EXERCISE DESCRIPTION: Among the lines of the records, count those containing the word "Activity", then give the number alone.

[[ ENTRIES PROVIDED, beginning ]]

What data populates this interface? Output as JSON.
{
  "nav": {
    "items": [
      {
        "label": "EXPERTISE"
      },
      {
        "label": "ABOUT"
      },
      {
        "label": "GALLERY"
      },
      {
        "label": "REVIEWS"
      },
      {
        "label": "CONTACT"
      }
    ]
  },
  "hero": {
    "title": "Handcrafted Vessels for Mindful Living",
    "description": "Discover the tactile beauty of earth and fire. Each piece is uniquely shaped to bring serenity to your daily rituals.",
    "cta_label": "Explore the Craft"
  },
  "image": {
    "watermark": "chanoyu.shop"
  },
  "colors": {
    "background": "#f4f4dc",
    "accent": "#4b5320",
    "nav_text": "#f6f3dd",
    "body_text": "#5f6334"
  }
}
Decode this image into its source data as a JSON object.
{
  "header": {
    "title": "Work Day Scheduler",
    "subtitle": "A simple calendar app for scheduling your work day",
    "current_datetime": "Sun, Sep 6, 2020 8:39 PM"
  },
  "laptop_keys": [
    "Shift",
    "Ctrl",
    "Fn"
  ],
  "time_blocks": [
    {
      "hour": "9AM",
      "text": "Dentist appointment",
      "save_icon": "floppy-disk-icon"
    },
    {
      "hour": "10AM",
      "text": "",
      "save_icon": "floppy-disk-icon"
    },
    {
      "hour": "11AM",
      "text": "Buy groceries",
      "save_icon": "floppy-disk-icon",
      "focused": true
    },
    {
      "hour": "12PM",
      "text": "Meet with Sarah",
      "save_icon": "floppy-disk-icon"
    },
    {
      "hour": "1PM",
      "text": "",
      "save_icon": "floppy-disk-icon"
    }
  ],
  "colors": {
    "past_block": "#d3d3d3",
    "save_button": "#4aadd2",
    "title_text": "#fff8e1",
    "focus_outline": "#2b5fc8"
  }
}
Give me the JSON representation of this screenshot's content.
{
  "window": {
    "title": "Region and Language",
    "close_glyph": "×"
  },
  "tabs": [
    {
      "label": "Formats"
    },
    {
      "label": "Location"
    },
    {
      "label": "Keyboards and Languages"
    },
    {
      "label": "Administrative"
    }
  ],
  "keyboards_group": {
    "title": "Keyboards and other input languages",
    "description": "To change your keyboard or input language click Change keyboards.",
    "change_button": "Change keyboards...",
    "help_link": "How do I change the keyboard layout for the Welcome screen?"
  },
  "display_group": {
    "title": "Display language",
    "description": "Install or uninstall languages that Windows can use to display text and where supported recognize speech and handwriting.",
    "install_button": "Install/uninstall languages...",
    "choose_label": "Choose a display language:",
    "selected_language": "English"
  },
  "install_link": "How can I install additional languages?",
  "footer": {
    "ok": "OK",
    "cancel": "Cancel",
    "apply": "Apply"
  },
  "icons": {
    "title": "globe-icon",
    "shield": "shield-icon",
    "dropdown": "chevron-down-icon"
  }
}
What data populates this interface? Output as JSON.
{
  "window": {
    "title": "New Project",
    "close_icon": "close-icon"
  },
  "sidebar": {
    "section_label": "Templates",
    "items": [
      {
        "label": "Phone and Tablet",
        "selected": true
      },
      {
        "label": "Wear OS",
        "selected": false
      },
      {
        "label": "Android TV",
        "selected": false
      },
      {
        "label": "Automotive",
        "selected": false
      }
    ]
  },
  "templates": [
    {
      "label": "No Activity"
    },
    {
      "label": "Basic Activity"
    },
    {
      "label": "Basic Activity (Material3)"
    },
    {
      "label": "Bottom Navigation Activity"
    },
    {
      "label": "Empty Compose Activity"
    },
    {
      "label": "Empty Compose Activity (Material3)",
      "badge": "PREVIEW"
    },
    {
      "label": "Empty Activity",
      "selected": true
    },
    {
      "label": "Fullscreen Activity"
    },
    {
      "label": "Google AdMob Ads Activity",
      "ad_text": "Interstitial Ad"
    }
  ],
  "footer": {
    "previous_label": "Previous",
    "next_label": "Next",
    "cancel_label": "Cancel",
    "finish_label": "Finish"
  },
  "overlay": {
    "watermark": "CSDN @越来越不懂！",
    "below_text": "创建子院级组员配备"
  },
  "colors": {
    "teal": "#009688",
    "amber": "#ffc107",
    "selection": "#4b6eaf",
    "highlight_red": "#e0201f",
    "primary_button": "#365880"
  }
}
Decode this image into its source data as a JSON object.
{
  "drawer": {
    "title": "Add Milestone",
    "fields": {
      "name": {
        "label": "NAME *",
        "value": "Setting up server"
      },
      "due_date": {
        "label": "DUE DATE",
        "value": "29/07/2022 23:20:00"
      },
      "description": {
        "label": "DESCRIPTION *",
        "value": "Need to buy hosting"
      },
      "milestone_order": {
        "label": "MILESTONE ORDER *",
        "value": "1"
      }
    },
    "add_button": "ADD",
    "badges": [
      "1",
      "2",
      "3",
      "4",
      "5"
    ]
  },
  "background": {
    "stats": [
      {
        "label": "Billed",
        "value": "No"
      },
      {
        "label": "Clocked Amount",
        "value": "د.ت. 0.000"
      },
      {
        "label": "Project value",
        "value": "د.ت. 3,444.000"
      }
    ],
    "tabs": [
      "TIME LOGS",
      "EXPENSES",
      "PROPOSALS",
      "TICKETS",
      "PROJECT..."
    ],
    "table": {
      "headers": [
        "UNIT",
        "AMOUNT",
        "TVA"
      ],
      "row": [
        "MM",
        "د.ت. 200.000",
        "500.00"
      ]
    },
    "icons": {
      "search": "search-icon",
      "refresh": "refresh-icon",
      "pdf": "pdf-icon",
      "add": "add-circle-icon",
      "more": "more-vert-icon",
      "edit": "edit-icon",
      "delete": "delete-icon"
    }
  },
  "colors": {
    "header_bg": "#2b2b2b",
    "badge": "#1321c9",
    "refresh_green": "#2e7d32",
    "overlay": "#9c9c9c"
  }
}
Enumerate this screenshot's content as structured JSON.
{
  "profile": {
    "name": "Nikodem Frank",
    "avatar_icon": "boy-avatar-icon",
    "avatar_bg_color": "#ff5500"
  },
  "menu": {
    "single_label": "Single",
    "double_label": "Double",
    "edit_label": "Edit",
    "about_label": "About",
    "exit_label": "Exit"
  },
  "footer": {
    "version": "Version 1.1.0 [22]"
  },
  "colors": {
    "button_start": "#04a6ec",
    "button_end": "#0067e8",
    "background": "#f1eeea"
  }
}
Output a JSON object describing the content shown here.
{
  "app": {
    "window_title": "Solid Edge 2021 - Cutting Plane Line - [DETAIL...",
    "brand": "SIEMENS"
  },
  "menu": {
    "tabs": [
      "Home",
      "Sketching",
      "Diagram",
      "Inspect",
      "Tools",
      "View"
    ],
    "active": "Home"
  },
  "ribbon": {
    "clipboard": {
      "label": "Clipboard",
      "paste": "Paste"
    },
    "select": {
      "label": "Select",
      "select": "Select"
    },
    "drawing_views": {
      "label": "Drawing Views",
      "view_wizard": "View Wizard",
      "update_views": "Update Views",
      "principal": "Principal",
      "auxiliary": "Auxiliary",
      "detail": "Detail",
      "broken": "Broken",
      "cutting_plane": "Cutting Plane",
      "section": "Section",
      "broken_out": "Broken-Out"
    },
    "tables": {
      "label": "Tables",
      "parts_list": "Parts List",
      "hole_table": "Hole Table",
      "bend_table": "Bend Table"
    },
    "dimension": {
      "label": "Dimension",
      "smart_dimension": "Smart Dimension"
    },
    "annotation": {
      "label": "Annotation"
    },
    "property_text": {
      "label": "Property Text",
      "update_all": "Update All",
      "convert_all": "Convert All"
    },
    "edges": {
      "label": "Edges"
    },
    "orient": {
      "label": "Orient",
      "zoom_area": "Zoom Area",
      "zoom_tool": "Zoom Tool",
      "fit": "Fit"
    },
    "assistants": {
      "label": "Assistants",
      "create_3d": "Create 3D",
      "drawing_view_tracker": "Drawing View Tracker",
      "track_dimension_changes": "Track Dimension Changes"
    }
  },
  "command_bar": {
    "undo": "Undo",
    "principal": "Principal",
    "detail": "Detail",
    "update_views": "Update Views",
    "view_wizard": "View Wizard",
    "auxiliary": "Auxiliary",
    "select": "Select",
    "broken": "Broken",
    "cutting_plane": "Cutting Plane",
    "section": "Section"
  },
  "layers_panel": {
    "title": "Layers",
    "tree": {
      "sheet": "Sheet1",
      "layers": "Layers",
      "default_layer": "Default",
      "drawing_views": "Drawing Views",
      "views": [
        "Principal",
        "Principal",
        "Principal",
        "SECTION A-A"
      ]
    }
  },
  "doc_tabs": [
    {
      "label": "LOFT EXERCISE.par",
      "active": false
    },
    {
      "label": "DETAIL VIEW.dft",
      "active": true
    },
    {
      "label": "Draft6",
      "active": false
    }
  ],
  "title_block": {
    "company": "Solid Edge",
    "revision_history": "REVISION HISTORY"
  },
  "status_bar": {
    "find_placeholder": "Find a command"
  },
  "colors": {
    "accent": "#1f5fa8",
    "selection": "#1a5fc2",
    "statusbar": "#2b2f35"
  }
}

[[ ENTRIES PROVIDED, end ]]

TASK OUTPUT: 9